Very few company founders start out with management experience, so they tend to make it up as they go along. Sometimes they try to reinvent management from first principles. More often than not, they manage their startups the way that they’ve seen management work on TV and in movies. I’ll bet more entrepreneurs model their behavior on Captain Picard from Star Trek than any nonfiction human.
Most TV management is of the “command and control” variety. The CEO makes a decision, and tells his lieutenants. They convey this important decision to the teams, who execute on the CEO’s decision. It’s top-down management. All authority and power and decisions flow from the top. How could it work any other way?
This system probably works very well when you are trying to organize a team of manual laborers with interchangeable skills to sweep up the ticker tape in the street after the Giants parade BECAUSE THE GIANTS WON THE SUPER BOWL IF YOU DID NOT NOTICE.
Command and Control probably worked great in the toothpaste factory where Charlie Bucket’s father screwed the little caps on tubes.
This system is also pretty obvious, so it’s what 90% of startup founders try first.
Seductively, it even works OK for a three person company.

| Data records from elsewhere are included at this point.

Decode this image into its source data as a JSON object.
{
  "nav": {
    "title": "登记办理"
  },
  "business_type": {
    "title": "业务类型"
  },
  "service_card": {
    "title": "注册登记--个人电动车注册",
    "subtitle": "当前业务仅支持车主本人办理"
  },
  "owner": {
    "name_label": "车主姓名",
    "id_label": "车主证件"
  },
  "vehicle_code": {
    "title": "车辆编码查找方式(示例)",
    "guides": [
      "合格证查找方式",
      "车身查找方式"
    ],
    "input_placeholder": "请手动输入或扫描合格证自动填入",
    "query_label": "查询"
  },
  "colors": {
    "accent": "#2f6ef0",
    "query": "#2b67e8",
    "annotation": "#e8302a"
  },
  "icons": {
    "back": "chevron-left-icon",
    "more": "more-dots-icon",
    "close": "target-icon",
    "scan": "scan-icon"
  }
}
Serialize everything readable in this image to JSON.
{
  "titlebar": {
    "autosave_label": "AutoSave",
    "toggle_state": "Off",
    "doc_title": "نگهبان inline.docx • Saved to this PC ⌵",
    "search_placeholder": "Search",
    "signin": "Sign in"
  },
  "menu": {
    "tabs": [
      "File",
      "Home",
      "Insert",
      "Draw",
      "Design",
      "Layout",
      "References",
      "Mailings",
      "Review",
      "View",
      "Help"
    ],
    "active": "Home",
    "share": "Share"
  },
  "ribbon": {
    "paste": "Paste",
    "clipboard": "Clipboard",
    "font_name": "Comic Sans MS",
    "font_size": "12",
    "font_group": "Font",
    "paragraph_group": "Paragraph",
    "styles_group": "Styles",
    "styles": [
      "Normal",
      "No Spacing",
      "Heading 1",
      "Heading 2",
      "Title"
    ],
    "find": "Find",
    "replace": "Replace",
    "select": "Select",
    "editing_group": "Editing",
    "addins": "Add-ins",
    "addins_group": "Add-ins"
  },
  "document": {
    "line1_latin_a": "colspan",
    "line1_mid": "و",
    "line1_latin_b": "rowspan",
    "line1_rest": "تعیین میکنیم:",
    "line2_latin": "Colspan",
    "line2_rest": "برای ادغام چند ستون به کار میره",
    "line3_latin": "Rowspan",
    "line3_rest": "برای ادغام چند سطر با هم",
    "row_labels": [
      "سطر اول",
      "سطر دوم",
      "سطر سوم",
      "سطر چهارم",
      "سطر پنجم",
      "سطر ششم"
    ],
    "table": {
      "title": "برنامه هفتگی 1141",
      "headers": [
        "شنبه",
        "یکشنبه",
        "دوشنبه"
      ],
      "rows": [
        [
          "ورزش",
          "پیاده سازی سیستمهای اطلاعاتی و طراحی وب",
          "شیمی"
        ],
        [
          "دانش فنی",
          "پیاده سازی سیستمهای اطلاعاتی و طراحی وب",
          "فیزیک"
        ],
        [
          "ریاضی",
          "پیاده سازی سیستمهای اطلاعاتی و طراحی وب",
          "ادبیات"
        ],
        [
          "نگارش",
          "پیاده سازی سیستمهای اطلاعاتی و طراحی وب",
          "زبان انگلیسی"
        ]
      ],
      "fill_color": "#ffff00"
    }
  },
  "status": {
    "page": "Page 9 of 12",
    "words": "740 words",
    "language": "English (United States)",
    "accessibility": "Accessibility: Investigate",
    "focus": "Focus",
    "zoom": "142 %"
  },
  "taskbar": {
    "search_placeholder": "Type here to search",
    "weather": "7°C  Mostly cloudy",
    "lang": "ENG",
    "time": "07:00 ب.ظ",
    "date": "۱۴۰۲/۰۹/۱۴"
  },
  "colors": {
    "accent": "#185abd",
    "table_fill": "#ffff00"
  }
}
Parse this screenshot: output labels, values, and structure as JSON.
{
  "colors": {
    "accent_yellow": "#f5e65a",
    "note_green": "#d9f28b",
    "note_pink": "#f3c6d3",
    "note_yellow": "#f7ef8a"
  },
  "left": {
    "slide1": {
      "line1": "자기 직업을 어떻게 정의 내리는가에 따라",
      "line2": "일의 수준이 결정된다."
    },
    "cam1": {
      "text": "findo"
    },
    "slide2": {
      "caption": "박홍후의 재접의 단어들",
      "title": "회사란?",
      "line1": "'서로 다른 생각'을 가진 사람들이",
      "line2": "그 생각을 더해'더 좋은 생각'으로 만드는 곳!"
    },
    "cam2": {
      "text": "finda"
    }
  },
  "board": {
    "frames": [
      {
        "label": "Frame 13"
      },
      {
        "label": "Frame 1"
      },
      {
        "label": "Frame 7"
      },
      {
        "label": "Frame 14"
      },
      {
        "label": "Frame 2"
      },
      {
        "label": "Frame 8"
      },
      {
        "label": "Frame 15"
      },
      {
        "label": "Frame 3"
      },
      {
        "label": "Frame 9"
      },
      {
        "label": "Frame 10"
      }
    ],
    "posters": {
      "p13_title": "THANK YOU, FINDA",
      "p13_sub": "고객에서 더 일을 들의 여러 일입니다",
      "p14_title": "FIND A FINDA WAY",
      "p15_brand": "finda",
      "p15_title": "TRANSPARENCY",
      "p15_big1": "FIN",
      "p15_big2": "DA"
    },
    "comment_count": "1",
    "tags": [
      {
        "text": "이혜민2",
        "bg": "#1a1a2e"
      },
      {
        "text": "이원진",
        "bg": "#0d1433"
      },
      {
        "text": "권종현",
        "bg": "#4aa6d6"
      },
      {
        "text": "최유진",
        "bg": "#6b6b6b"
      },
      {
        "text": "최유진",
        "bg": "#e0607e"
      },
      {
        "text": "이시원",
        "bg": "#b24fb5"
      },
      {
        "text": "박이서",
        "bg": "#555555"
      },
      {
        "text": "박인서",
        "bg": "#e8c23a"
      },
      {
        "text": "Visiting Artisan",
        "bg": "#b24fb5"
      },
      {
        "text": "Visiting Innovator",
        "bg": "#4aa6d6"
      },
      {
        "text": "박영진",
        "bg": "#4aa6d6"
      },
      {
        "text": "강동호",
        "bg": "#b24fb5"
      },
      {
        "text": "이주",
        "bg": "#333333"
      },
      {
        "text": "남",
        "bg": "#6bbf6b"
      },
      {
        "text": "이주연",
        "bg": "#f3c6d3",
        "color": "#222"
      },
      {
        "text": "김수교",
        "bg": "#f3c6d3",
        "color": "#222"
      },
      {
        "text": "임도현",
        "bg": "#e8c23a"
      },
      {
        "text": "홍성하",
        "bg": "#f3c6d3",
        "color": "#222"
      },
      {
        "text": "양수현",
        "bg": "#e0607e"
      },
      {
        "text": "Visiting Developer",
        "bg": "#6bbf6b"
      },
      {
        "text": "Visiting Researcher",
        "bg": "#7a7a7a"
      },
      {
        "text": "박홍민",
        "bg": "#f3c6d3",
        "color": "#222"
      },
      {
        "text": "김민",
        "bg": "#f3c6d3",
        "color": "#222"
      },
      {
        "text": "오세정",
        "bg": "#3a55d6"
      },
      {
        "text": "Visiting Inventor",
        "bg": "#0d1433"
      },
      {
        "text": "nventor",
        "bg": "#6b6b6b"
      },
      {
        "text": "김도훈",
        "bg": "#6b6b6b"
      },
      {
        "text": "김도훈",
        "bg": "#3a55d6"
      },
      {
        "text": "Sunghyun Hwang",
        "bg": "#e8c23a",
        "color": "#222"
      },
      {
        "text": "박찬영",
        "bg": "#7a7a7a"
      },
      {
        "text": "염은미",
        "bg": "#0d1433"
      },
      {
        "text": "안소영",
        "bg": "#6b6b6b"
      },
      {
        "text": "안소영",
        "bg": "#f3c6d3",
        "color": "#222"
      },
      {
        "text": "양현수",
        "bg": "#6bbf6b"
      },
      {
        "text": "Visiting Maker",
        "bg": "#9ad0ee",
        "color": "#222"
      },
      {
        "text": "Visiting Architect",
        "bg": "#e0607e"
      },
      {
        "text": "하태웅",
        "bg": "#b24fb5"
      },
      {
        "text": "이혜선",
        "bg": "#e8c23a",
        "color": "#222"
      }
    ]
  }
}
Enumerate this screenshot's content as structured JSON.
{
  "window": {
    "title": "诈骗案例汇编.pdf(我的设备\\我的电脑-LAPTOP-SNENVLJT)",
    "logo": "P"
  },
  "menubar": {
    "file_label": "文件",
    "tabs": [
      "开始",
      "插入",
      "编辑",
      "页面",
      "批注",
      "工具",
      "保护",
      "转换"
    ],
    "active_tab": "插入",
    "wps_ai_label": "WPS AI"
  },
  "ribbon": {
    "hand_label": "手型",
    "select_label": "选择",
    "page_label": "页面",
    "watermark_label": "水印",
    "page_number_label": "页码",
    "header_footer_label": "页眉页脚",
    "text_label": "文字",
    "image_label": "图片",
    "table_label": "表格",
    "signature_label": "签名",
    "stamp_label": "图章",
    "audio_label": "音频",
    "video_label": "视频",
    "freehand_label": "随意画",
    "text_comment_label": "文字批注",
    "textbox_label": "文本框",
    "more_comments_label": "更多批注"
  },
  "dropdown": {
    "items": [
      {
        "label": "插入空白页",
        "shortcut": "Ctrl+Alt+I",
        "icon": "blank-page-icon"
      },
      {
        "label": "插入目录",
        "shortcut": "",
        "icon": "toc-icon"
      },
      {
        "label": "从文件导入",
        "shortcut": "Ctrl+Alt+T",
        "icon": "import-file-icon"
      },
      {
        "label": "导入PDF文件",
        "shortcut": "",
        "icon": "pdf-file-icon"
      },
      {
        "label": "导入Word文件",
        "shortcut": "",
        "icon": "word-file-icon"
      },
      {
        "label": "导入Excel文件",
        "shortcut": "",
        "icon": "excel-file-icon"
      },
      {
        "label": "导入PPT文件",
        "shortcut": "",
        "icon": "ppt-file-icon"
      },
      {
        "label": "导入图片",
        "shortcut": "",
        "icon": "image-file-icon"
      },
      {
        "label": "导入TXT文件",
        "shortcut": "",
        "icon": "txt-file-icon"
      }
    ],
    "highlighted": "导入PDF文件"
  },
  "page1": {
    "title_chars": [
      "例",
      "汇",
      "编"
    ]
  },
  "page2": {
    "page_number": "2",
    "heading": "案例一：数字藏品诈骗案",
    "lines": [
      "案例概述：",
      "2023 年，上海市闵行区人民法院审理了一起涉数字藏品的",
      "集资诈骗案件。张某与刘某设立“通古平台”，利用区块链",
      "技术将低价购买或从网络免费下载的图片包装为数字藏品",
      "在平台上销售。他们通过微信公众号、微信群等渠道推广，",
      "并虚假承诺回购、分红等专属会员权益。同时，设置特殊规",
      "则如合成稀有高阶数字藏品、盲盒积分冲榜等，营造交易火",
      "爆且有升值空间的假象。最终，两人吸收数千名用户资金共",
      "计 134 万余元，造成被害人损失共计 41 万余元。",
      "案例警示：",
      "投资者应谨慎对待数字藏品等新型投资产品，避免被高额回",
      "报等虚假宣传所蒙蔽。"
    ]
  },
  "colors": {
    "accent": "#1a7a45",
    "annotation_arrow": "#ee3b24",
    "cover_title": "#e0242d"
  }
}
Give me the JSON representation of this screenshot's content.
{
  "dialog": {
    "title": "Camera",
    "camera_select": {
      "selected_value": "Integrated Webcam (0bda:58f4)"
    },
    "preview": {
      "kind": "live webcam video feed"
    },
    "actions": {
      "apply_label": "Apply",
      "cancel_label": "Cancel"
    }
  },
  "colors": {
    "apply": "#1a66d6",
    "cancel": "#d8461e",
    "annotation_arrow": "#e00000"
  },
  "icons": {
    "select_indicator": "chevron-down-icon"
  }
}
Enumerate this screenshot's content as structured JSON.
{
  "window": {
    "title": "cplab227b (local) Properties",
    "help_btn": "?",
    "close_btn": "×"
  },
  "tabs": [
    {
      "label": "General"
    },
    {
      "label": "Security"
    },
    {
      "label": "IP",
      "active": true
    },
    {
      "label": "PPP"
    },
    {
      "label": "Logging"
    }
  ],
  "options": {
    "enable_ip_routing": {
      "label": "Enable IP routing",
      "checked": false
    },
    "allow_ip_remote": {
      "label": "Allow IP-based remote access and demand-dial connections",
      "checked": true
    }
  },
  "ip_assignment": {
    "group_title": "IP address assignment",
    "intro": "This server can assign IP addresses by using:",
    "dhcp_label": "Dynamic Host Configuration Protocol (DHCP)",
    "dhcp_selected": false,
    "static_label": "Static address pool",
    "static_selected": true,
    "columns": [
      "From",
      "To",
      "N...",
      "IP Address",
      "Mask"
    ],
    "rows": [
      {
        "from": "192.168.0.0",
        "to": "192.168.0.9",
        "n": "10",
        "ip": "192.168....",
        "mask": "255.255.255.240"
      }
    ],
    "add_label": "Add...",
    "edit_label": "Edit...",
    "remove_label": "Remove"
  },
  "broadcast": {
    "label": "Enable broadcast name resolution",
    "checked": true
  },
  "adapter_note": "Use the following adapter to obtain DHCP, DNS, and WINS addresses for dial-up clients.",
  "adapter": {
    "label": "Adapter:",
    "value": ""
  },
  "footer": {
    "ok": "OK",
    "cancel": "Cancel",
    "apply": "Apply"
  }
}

This is dangerous because you don’t notice that it’s not going to scale. And when the company grows from 3 to 30, top-down management doesn’t work, because it doesn’t take advantage of everyone’s brains in the organization.
Turns out, it’s positively de-motivating to work for a company where your job is just to shut up and take orders. In tech startup land, we all understand instinctively that we have to hire super smart people, but we forget that we then have to organize the workforce so that those people can use their brains 24/7.
Thus, the upside-down pyramid. Stop thinking of the management team at the top of the organization. Start thinking of the software developers, the designers, the product managers, and the front line sales people as the top of the organization.
The “management team” isn’t the “decision making” team. It’s a support function. You may want to call them administration instead of management, which will keep them from getting too big for their britches.
Administrators aren’t supposed to make the hard decisions. They don’t know enough. All those super genius computer scientists that you had to recruit from MIT at great expense are supposed to make the hard decisions. That’s why you’re paying them. Administrators exist to move the furniture around so that the people at the top of the tree can make the hard decisions.
When two engineers get into an argument about whether to use one big Flash SSD drive or several small SSD drives, do you really think the CEO is going to know better than the two line engineers, who have just spent three days arguing and researching and testing?
Think about how a university department organizes itself. There are professors at various ranks, who pretty much just do whatever the heck they want. Then there’s a department chairperson who, more often than not, got suckered into the role. The chairperson of the department might call meetings and adjudicate who teaches what class, but she certainly doesn’t tell the other professors what research to do, or when to hold office hours, or what to write or think.
That’s the way it has to work in a knowledge organization. You don’t build a startup with one big gigantic brain on the top, and a bunch of lesser brains obeying orders down below. You try to get everyone to have a gigantic brain in their area, and you provide a minimum amount of administrative support to keep them humming along.
This is my view of management as administration—as a service corps that helps the talented individuals that build and sell products do their jobs better. Attempting to see management as the ultimate decision makers demotivates the smart people in the organization who, without the authority to do what they know is right, will grow frustrated and leave. And if this happens, you won’t notice it, but you’ll be left with a bunch of yes-men, who don’t particularly care (or know) how things should work, and the company will only have one brain – the CEO’s. See what I mean about “it doesn’t scale?”
And yes, you’re right, Steve Jobs didn’t manage this way. He was a dictatorial, autocratic asshole who ruled by fiat and fear. Maybe he made great products this way. But you? You are not Steve Jobs. You are not better at design than everyone in your company. You are not better at programming than every engineer in your company. You are not better at sales than every salesperson in the company.
It is not, as it turns out, necessary to be a micromanaging psychopath with narcissistic personality disorder (or even to pretend to be one) if you just hire smart people and give them real authority. The saddest thing about the Steve Jobs hagiography is all the young “incubator twerps” strutting around Mountain View deliberately cultivating their worst personality traits because they imagine that’s what made Steve Jobs a design genius. Cum hoc ergo propter hoc, young twerp. Maybe try wearing a black turtleneck too.
For every Steve Jobs, there are a thousand leaders who learned to hire smart people and let them build great things in a nurturing environment of empowerment and it was AWESOME. That doesn’t mean lowering your standards. It doesn’t mean letting people do bad work. It means hiring smart people who get things done—and then getting the hell out of the way.